--- PROBLEM ---
Print out every record below, exactly as written.

(Items from a data source)

________________________

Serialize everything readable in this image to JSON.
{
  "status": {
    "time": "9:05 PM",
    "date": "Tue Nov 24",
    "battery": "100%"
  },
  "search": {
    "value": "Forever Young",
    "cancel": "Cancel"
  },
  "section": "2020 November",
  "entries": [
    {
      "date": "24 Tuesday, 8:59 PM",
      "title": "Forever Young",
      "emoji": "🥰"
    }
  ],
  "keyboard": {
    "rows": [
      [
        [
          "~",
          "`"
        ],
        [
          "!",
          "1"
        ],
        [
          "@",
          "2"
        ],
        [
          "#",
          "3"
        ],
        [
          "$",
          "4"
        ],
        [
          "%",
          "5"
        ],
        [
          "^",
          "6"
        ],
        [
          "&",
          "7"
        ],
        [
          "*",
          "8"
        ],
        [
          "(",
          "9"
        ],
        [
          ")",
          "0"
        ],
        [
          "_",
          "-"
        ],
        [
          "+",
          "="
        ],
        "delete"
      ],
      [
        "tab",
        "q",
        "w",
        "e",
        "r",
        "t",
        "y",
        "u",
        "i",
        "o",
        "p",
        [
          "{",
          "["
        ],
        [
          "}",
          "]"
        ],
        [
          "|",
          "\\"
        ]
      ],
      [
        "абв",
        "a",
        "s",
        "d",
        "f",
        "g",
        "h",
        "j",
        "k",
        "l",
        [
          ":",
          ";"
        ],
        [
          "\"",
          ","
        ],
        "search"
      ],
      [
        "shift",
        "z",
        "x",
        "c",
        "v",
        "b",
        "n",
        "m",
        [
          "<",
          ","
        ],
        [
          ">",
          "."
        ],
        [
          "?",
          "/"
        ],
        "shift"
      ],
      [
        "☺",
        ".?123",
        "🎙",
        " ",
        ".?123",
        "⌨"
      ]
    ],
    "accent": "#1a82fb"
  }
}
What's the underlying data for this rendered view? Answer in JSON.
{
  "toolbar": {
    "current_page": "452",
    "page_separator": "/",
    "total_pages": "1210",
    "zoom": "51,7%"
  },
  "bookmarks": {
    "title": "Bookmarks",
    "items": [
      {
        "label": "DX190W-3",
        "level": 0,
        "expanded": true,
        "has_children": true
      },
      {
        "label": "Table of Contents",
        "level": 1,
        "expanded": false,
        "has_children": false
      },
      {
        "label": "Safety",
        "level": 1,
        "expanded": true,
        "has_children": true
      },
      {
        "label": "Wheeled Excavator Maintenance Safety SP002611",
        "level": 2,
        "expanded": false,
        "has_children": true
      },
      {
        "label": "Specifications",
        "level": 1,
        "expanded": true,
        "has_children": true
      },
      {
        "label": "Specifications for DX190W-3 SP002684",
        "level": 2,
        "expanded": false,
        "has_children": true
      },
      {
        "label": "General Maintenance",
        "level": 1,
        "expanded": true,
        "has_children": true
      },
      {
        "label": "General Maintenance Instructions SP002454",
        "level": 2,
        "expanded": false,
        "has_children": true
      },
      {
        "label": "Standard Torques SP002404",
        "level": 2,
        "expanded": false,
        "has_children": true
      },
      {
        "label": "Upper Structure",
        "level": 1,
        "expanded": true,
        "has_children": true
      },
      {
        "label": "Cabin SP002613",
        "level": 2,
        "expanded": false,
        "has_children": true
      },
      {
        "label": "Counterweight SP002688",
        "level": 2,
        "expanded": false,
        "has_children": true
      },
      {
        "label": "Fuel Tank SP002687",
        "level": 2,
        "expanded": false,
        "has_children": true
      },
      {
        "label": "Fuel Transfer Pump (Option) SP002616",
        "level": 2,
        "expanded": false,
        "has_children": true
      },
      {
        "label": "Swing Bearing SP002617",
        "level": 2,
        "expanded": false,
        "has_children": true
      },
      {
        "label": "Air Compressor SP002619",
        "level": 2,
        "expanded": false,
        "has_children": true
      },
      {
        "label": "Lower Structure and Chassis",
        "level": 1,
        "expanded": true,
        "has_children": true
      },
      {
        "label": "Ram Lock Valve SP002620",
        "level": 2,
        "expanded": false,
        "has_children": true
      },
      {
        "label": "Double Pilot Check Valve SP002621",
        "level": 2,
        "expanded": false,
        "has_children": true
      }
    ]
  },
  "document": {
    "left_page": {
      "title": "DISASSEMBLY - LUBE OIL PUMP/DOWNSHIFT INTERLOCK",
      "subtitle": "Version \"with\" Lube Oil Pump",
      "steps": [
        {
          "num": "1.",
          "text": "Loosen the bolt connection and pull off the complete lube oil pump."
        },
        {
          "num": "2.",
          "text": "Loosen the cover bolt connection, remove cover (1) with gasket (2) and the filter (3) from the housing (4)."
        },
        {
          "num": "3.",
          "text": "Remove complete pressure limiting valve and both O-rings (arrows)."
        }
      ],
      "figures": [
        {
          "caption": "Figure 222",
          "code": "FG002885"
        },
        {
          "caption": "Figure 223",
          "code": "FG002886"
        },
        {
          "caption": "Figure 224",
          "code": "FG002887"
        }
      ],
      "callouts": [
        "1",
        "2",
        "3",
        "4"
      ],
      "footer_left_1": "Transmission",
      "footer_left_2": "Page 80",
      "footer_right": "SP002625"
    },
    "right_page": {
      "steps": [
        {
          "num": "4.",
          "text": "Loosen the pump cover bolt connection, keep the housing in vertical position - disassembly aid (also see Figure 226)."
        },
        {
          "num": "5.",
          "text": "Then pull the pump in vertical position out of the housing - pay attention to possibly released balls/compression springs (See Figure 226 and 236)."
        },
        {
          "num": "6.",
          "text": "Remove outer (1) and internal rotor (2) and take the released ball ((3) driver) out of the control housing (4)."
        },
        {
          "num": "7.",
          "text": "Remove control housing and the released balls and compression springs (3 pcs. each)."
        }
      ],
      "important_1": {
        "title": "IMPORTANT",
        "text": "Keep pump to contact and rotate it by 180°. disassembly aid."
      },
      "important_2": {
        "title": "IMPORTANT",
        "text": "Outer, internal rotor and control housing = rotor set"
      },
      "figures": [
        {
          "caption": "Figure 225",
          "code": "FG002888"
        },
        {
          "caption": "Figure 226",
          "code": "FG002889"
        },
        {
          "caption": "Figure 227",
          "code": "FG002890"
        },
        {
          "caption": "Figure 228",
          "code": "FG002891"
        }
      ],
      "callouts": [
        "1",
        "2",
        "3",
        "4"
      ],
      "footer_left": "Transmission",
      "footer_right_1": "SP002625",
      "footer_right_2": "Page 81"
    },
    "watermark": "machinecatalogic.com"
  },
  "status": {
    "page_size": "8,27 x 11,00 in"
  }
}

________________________

--- RESPONSE ---
Serialize everything readable in this image to JSON.
{
  "status": {
    "time": "9:05 PM",
    "date": "Tue Nov 24",
    "battery": "100%"
  },
  "search": {
    "value": "Forever Young",
    "cancel": "Cancel"
  },
  "section": "2020 November",
  "entries": [
    {
      "date": "24 Tuesday, 8:59 PM",
      "title": "Forever Young",
      "emoji": "🥰"
    }
  ],
  "keyboard": {
    "rows": [
      [
        [
          "~",
          "`"
        ],
        [
          "!",
          "1"
        ],
        [
          "@",
          "2"
        ],
        [
          "#",
          "3"
        ],
        [
          "$",
          "4"
        ],
        [
          "%",
          "5"
        ],
        [
          "^",
          "6"
        ],
        [
          "&",
          "7"
        ],
        [
          "*",
          "8"
        ],
        [
          "(",
          "9"
        ],
        [
          ")",
          "0"
        ],
        [
          "_",
          "-"
        ],
        [
          "+",
          "="
        ],
        "delete"
      ],
      [
        "tab",
        "q",
        "w",
        "e",
        "r",
        "t",
        "y",
        "u",
        "i",
        "o",
        "p",
        [
          "{",
          "["
        ],
        [
          "}",
          "]"
        ],
        [
          "|",
          "\\"
        ]
      ],
      [
        "абв",
        "a",
        "s",
        "d",
        "f",
        "g",
        "h",
        "j",
        "k",
        "l",
        [
          ":",
          ";"
        ],
        [
          "\"",
          ","
        ],
        "search"
      ],
      [
        "shift",
        "z",
        "x",
        "c",
        "v",
        "b",
        "n",
        "m",
        [
          "<",
          ","
        ],
        [
          ">",
          "."
        ],
        [
          "?",
          "/"
        ],
        "shift"
      ],
      [
        "☺",
        ".?123",
        "🎙",
        " ",
        ".?123",
        "⌨"
      ]
    ],
    "accent": "#1a82fb"
  }
}
What's the underlying data for this rendered view? Answer in JSON.
{
  "toolbar": {
    "current_page": "452",
    "page_separator": "/",
    "total_pages": "1210",
    "zoom": "51,7%"
  },
  "bookmarks": {
    "title": "Bookmarks",
    "items": [
      {
        "label": "DX190W-3",
        "level": 0,
        "expanded": true,
        "has_children": true
      },
      {
        "label": "Table of Contents",
        "level": 1,
        "expanded": false,
        "has_children": false
      },
      {
        "label": "Safety",
        "level": 1,
        "expanded": true,
        "has_children": true
      },
      {
        "label": "Wheeled Excavator Maintenance Safety SP002611",
        "level": 2,
        "expanded": false,
        "has_children": true
      },
      {
        "label": "Specifications",
        "level": 1,
        "expanded": true,
        "has_children": true
      },
      {
        "label": "Specifications for DX190W-3 SP002684",
        "level": 2,
        "expanded": false,
        "has_children": true
      },
      {
        "label": "General Maintenance",
        "level": 1,
        "expanded": true,
        "has_children": true
      },
      {
        "label": "General Maintenance Instructions SP002454",
        "level": 2,
        "expanded": false,
        "has_children": true
      },
      {
        "label": "Standard Torques SP002404",
        "level": 2,
        "expanded": false,
        "has_children": true
      },
      {
        "label": "Upper Structure",
        "level": 1,
        "expanded": true,
        "has_children": true
      },
      {
        "label": "Cabin SP002613",
        "level": 2,
        "expanded": false,
        "has_children": true
      },
      {
        "label": "Counterweight SP002688",
        "level": 2,
        "expanded": false,
        "has_children": true
      },
      {
        "label": "Fuel Tank SP002687",
        "level": 2,
        "expanded": false,
        "has_children": true
      },
      {
        "label": "Fuel Transfer Pump (Option) SP002616",
        "level": 2,
        "expanded": false,
        "has_children": true
      },
      {
        "label": "Swing Bearing SP002617",
        "level": 2,
        "expanded": false,
        "has_children": true
      },
      {
        "label": "Air Compressor SP002619",
        "level": 2,
        "expanded": false,
        "has_children": true
      },
      {
        "label": "Lower Structure and Chassis",
        "level": 1,
        "expanded": true,
        "has_children": true
      },
      {
        "label": "Ram Lock Valve SP002620",
        "level": 2,
        "expanded": false,
        "has_children": true
      },
      {
        "label": "Double Pilot Check Valve SP002621",
        "level": 2,
        "expanded": false,
        "has_children": true
      }
    ]
  },
  "document": {
    "left_page": {
      "title": "DISASSEMBLY - LUBE OIL PUMP/DOWNSHIFT INTERLOCK",
      "subtitle": "Version \"with\" Lube Oil Pump",
      "steps": [
        {
          "num": "1.",
          "text": "Loosen the bolt connection and pull off the complete lube oil pump."
        },
        {
          "num": "2.",
          "text": "Loosen the cover bolt connection, remove cover (1) with gasket (2) and the filter (3) from the housing (4)."
        },
        {
          "num": "3.",
          "text": "Remove complete pressure limiting valve and both O-rings (arrows)."
        }
      ],
      "figures": [
        {
          "caption": "Figure 222",
          "code": "FG002885"
        },
        {
          "caption": "Figure 223",
          "code": "FG002886"
        },
        {
          "caption": "Figure 224",
          "code": "FG002887"
        }
      ],
      "callouts": [
        "1",
        "2",
        "3",
        "4"
      ],
      "footer_left_1": "Transmission",
      "footer_left_2": "Page 80",
      "footer_right": "SP002625"
    },
    "right_page": {
      "steps": [
        {
          "num": "4.",
          "text": "Loosen the pump cover bolt connection, keep the housing in vertical position - disassembly aid (also see Figure 226)."
        },
        {
          "num": "5.",
          "text": "Then pull the pump in vertical position out of the housing - pay attention to possibly released balls/compression springs (See Figure 226 and 236)."
        },
        {
          "num": "6.",
          "text": "Remove outer (1) and internal rotor (2) and take the released ball ((3) driver) out of the control housing (4)."
        },
        {
          "num": "7.",
          "text": "Remove control housing and the released balls and compression springs (3 pcs. each)."
        }
      ],
      "important_1": {
        "title": "IMPORTANT",
        "text": "Keep pump to contact and rotate it by 180°. disassembly aid."
      },
      "important_2": {
        "title": "IMPORTANT",
        "text": "Outer, internal rotor and control housing = rotor set"
      },
      "figures": [
        {
          "caption": "Figure 225",
          "code": "FG002888"
        },
        {
          "caption": "Figure 226",
          "code": "FG002889"
        },
        {
          "caption": "Figure 227",
          "code": "FG002890"
        },
        {
          "caption": "Figure 228",
          "code": "FG002891"
        }
      ],
      "callouts": [
        "1",
        "2",
        "3",
        "4"
      ],
      "footer_left": "Transmission",
      "footer_right_1": "SP002625",
      "footer_right_2": "Page 81"
    },
    "watermark": "machinecatalogic.com"
  },
  "status": {
    "page_size": "8,27 x 11,00 in"
  }
}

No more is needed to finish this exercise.